Q&A on the News

Q: What is the difference between suspending a presidential campaign and ending one?

—Kathy McManus, Gainesville

A: Suspending a political campaign provides options for a candidate who might want to re-enter a race.

Candidates with suspended campaigns can still raise money, pay staff, retire debts and “receive federal matching funds, if the candidate has previously qualified for them,” CNN wrote in 2012.

“It is harder to raise money when you’re out rather than thinking about getting out,” former Federal Election Commission associate general counsel Kenneth Gross told the Wall Street Journal.

Candidates with suspended campaigns also keep their delegates, but those who officially drop out,must “forfeit certain delegates, usually statewide delegates,” CNN wrote.

The FEC doesn’t consider a campaign over until “its committee settles its debt and transfers leftover funds out of its coffers,” the Wall Street Journal wrote.

Q: We all know that Pennsylvania Avenue is the address of the White House. How and why was Pennsylvania chosen over the other original colonies for that honor?

—Kathy McDonough, Peachtree Corners

A: The National Park Service has two theories why the street is named for Pennsylvania, although “no one is sure why it was named for the Keystone State,” it writes.

The road could have been named for Pennsylvania because the nation’s capital was moved from Philadelphia to Washington in 1800.

The other theory is that the “city’s diagonal avenues,” which are named for states, run in a “logical north to south progression,” the park service wrote.

Virginia and Maryland avenues are south of Pennsylvania Avenue and New York, Connecticut and Massachusetts avenues are north of it.

Andy Johnston with Fast Copy News Service wrote this column. Do you have a question? We’ll try to get the answer. Call 404-222-2002 or email q&a@ajc.com (include name, phone and city).

Support real journalism. Support local journalism. Subscribe to The Atlanta Journal-Constitution today. See offers.
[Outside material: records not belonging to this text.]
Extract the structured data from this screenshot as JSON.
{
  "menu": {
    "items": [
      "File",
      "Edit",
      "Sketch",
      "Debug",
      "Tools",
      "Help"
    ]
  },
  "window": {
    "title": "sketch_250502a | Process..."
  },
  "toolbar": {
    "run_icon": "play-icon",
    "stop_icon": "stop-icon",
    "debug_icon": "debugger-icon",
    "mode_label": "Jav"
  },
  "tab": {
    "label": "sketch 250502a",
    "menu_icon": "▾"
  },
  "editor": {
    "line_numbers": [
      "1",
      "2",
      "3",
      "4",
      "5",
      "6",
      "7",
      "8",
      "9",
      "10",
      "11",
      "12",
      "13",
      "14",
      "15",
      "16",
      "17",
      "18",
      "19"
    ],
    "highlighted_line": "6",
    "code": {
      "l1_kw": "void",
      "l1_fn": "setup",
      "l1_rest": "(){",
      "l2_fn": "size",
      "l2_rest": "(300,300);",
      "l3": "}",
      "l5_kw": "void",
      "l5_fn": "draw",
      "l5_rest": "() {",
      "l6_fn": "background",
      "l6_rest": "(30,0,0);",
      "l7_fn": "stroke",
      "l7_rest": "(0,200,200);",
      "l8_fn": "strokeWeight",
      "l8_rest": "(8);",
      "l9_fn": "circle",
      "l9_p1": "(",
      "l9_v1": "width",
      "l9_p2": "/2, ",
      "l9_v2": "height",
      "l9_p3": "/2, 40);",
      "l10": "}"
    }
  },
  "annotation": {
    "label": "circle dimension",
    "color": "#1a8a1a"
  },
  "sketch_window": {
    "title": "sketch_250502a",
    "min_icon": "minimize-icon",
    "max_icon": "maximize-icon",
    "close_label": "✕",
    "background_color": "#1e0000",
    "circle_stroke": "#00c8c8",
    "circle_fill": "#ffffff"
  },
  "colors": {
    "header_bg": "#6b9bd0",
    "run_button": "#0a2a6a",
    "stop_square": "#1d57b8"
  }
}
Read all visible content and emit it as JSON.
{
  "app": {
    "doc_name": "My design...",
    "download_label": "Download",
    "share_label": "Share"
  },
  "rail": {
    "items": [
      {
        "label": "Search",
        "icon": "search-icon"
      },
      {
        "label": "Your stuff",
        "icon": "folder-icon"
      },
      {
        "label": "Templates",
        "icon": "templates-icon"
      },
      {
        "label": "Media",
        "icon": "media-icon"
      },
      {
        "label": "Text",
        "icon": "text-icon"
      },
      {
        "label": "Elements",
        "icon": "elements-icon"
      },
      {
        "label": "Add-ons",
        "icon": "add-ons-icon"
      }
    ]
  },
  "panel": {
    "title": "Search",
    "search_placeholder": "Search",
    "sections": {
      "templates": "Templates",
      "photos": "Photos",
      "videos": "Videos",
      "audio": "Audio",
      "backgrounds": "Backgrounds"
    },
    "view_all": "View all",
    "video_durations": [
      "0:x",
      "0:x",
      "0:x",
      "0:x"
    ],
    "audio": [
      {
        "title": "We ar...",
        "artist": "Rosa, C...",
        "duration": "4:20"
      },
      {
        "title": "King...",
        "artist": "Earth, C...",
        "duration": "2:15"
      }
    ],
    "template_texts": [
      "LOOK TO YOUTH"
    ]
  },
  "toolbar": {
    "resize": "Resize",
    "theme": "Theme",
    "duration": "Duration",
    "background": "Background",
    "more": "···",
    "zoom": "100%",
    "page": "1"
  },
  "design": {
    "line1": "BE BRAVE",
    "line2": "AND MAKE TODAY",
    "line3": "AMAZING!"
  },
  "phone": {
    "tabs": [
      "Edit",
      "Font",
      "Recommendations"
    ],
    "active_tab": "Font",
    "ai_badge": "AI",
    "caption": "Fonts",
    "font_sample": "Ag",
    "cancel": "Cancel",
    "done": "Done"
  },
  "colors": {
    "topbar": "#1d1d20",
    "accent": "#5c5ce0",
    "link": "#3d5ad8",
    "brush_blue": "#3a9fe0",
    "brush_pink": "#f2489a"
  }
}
Your subscription to the Atlanta Journal-Constitution funds in-depth reporting and investigations that keep you informed. Thank you for supporting real journalism.

X